# [Task goal]
After reading the data below, copy out every line that contains the word "yourself".

# [Provided data]
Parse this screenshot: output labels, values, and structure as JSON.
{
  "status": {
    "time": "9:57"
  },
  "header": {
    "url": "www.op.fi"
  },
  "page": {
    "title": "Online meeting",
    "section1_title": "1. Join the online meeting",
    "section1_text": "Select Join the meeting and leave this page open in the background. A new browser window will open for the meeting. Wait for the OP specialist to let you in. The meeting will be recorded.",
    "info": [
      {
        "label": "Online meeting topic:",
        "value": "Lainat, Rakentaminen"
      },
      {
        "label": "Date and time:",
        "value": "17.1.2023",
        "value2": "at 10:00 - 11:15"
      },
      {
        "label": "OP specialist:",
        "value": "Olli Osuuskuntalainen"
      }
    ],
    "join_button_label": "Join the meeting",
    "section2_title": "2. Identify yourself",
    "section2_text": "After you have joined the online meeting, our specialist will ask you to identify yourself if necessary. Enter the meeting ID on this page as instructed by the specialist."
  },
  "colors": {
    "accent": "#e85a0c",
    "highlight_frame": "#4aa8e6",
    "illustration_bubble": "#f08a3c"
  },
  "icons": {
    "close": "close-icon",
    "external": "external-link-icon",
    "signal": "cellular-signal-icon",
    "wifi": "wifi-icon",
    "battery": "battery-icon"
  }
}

# [Response]
    "section2_title": "2. Identify yourself",
    "section2_text": "After you have joined the online meeting, our specialist will ask you to identify yourself if necessary. Enter the meeting ID on this page as instructed by the specialist."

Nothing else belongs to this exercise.